[Excerpts from an interface dataset]
[Start of Attachment]
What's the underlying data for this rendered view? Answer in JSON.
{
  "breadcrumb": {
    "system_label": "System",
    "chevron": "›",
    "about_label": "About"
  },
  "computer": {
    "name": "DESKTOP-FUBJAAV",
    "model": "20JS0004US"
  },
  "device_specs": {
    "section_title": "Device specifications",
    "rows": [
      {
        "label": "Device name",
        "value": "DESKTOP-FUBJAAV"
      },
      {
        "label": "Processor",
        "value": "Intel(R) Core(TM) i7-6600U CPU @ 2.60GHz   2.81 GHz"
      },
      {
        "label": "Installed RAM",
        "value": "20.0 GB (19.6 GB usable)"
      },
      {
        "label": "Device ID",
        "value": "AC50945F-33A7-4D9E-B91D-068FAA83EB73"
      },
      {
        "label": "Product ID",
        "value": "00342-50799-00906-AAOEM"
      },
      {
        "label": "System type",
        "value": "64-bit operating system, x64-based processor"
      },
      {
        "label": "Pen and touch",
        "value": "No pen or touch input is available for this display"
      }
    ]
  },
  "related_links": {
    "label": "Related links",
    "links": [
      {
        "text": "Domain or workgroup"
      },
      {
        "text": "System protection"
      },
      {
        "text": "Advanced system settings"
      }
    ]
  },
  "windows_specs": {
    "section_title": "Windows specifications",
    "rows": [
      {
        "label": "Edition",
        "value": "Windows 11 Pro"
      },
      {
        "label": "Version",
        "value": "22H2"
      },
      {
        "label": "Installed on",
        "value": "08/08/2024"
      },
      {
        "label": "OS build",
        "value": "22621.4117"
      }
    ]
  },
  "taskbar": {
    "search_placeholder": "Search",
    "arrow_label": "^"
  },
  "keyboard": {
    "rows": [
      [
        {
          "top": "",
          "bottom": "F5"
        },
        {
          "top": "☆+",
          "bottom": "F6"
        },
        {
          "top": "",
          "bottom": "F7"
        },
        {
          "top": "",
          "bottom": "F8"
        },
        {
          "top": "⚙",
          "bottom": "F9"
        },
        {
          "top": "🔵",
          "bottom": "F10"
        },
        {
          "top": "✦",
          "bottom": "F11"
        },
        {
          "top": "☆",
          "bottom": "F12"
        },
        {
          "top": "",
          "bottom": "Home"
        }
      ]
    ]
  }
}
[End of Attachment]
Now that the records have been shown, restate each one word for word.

_Response_.
What's the underlying data for this rendered view? Answer in JSON.
{
  "breadcrumb": {
    "system_label": "System",
    "chevron": "›",
    "about_label": "About"
  },
  "computer": {
    "name": "DESKTOP-FUBJAAV",
    "model": "20JS0004US"
  },
  "device_specs": {
    "section_title": "Device specifications",
    "rows": [
      {
        "label": "Device name",
        "value": "DESKTOP-FUBJAAV"
      },
      {
        "label": "Processor",
        "value": "Intel(R) Core(TM) i7-6600U CPU @ 2.60GHz   2.81 GHz"
      },
      {
        "label": "Installed RAM",
        "value": "20.0 GB (19.6 GB usable)"
      },
      {
        "label": "Device ID",
        "value": "AC50945F-33A7-4D9E-B91D-068FAA83EB73"
      },
      {
        "label": "Product ID",
        "value": "00342-50799-00906-AAOEM"
      },
      {
        "label": "System type",
        "value": "64-bit operating system, x64-based processor"
      },
      {
        "label": "Pen and touch",
        "value": "No pen or touch input is available for this display"
      }
    ]
  },
  "related_links": {
    "label": "Related links",
    "links": [
      {
        "text": "Domain or workgroup"
      },
      {
        "text": "System protection"
      },
      {
        "text": "Advanced system settings"
      }
    ]
  },
  "windows_specs": {
    "section_title": "Windows specifications",
    "rows": [
      {
        "label": "Edition",
        "value": "Windows 11 Pro"
      },
      {
        "label": "Version",
        "value": "22H2"
      },
      {
        "label": "Installed on",
        "value": "08/08/2024"
      },
      {
        "label": "OS build",
        "value": "22621.4117"
      }
    ]
  },
  "taskbar": {
    "search_placeholder": "Search",
    "arrow_label": "^"
  },
  "keyboard": {
    "rows": [
      [
        {
          "top": "",
          "bottom": "F5"
        },
        {
          "top": "☆+",
          "bottom": "F6"
        },
        {
          "top": "",
          "bottom": "F7"
        },
        {
          "top": "",
          "bottom": "F8"
        },
        {
          "top": "⚙",
          "bottom": "F9"
        },
        {
          "top": "🔵",
          "bottom": "F10"
        },
        {
          "top": "✦",
          "bottom": "F11"
        },
        {
          "top": "☆",
          "bottom": "F12"
        },
        {
          "top": "",
          "bottom": "Home"
        }
      ]
    ]
  }
}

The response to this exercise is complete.